→ **Task**: Where a line of the data below has the string "title", copy that line.

→ **Stored data entries**:
= = = = =

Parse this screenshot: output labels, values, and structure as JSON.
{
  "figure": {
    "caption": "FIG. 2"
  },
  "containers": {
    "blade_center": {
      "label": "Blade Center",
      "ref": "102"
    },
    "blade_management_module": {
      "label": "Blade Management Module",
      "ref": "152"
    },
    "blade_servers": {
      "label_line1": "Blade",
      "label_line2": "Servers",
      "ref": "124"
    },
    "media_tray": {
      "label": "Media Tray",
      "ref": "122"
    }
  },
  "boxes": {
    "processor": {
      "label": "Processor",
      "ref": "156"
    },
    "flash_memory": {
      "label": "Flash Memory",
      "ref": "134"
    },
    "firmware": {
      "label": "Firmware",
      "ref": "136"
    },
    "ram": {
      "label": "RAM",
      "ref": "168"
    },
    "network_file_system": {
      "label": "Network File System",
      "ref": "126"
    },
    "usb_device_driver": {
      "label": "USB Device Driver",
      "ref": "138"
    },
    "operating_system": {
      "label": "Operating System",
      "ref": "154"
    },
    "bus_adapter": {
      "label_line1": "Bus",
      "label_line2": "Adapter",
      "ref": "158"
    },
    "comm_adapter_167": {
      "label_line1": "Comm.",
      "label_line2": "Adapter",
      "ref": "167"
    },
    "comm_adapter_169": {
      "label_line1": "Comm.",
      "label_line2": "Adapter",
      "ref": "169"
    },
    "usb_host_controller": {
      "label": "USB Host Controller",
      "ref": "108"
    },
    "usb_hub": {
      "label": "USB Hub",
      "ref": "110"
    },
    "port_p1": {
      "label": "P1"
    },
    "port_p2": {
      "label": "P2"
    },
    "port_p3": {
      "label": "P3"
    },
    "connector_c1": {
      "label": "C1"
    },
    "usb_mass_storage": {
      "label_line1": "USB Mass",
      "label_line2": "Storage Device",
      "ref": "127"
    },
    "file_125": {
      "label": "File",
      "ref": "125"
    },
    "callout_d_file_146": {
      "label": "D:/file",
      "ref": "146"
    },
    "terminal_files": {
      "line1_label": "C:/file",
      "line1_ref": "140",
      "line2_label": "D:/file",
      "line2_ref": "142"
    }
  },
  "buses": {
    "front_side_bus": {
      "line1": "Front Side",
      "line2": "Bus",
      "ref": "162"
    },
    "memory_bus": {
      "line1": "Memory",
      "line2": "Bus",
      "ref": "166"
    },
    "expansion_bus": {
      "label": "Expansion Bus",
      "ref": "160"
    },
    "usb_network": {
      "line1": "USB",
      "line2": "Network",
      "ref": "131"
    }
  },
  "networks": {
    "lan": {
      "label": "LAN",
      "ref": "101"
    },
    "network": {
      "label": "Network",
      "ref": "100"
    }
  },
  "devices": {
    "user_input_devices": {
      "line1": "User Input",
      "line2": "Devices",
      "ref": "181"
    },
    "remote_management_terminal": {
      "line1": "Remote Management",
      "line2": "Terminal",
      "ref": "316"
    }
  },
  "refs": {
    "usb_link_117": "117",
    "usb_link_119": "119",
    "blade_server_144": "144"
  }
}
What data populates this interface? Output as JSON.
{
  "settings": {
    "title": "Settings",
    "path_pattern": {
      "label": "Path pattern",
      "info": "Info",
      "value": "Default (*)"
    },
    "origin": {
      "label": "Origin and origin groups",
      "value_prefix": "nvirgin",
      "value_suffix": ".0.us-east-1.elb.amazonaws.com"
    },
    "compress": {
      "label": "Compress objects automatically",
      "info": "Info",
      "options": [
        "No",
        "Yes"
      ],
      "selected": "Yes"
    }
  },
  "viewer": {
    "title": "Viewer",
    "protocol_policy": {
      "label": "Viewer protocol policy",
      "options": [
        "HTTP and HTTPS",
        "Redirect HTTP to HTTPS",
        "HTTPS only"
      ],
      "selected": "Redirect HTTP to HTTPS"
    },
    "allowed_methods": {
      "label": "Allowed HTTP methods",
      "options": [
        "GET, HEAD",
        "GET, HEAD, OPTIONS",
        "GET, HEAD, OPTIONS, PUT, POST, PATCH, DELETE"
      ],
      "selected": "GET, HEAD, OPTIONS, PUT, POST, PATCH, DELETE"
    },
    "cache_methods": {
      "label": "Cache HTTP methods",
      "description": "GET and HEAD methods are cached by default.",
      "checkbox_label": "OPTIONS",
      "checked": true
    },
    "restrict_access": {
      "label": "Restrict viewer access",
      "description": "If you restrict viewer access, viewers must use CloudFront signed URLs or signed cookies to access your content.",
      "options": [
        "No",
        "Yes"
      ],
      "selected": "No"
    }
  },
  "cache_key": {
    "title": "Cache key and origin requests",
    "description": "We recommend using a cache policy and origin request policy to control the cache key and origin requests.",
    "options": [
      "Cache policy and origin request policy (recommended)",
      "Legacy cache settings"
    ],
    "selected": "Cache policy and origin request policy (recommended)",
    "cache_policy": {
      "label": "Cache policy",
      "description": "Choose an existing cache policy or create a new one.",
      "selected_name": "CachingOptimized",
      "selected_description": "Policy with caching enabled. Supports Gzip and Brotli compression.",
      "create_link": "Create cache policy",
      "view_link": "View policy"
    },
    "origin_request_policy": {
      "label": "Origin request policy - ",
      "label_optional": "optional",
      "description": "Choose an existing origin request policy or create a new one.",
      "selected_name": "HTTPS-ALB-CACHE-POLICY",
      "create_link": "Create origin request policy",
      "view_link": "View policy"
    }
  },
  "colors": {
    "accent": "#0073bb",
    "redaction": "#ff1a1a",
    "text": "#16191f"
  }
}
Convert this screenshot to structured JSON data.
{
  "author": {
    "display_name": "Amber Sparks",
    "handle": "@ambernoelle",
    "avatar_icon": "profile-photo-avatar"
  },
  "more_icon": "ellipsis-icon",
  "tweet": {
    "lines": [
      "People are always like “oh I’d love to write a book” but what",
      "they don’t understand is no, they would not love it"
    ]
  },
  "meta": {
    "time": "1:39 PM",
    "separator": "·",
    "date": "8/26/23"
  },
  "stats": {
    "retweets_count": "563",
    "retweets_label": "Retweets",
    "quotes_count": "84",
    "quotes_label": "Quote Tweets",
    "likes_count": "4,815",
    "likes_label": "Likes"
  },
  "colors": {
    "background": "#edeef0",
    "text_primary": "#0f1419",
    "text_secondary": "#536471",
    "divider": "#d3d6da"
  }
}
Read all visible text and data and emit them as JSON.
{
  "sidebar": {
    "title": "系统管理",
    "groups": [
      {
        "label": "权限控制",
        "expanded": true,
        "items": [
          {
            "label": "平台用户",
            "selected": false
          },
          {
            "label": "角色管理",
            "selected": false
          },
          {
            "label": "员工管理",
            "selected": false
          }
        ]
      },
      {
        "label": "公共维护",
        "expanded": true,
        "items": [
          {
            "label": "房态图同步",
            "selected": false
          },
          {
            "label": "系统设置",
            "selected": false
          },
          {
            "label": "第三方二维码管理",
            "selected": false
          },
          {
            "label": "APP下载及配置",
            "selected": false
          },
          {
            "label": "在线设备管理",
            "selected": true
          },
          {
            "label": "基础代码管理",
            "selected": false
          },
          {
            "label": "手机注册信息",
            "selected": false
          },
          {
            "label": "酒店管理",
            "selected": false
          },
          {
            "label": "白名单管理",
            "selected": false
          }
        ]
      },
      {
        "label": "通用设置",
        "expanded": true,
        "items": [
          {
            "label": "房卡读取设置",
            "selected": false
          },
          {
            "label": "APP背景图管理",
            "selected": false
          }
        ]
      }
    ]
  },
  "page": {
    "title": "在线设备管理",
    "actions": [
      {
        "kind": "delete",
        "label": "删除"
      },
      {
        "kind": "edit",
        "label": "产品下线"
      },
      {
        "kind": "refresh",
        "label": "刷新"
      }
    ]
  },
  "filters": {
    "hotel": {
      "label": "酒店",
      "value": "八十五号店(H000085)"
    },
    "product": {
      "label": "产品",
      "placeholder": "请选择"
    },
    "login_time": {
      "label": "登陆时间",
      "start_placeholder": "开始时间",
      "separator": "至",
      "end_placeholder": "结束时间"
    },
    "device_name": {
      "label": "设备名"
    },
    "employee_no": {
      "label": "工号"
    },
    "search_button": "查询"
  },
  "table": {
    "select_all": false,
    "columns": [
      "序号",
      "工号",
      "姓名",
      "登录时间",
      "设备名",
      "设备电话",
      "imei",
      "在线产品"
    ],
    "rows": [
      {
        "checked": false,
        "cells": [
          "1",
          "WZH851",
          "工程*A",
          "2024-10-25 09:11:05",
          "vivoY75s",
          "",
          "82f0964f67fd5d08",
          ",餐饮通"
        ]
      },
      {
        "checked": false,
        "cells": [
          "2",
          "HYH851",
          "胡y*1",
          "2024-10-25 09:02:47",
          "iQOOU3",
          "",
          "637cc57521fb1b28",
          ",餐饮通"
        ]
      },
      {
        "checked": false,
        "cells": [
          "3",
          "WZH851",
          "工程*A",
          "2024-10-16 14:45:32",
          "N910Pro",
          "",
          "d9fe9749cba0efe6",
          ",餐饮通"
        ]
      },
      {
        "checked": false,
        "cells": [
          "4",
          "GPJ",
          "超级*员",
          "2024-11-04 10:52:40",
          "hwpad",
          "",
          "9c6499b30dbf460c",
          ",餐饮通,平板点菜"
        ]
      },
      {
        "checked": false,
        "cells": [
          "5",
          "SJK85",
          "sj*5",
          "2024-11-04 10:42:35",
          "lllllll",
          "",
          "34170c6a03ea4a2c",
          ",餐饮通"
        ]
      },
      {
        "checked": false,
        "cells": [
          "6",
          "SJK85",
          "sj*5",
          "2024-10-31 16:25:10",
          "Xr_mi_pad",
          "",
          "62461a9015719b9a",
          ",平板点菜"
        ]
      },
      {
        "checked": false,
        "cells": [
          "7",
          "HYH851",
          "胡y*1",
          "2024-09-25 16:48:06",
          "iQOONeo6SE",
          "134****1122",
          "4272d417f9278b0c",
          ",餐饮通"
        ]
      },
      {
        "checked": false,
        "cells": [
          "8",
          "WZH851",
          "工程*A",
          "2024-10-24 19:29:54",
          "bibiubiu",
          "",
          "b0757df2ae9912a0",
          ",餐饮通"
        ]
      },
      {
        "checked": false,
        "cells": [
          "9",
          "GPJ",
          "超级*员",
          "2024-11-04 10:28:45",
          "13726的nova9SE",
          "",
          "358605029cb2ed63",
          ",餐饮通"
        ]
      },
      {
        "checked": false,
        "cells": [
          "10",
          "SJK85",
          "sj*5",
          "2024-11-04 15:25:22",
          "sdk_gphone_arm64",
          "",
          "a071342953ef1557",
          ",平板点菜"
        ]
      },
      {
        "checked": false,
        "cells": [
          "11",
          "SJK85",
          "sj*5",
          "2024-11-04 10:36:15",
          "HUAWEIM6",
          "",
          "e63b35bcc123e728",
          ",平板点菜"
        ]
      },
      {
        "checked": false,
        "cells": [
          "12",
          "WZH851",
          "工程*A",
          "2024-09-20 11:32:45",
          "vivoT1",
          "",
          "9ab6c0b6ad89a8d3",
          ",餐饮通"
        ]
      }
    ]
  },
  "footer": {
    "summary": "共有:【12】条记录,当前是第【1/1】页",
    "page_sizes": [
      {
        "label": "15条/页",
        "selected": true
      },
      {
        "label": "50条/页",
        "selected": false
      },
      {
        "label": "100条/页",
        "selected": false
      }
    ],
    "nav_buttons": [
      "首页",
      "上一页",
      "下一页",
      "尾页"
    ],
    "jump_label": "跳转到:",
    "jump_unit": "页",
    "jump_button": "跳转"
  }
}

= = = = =

→ **Task output**:
    "title": "Settings",
    "title": "Viewer",
    "title": "Cache key and origin requests",
    "title": "系统管理",
    "title": "在线设备管理",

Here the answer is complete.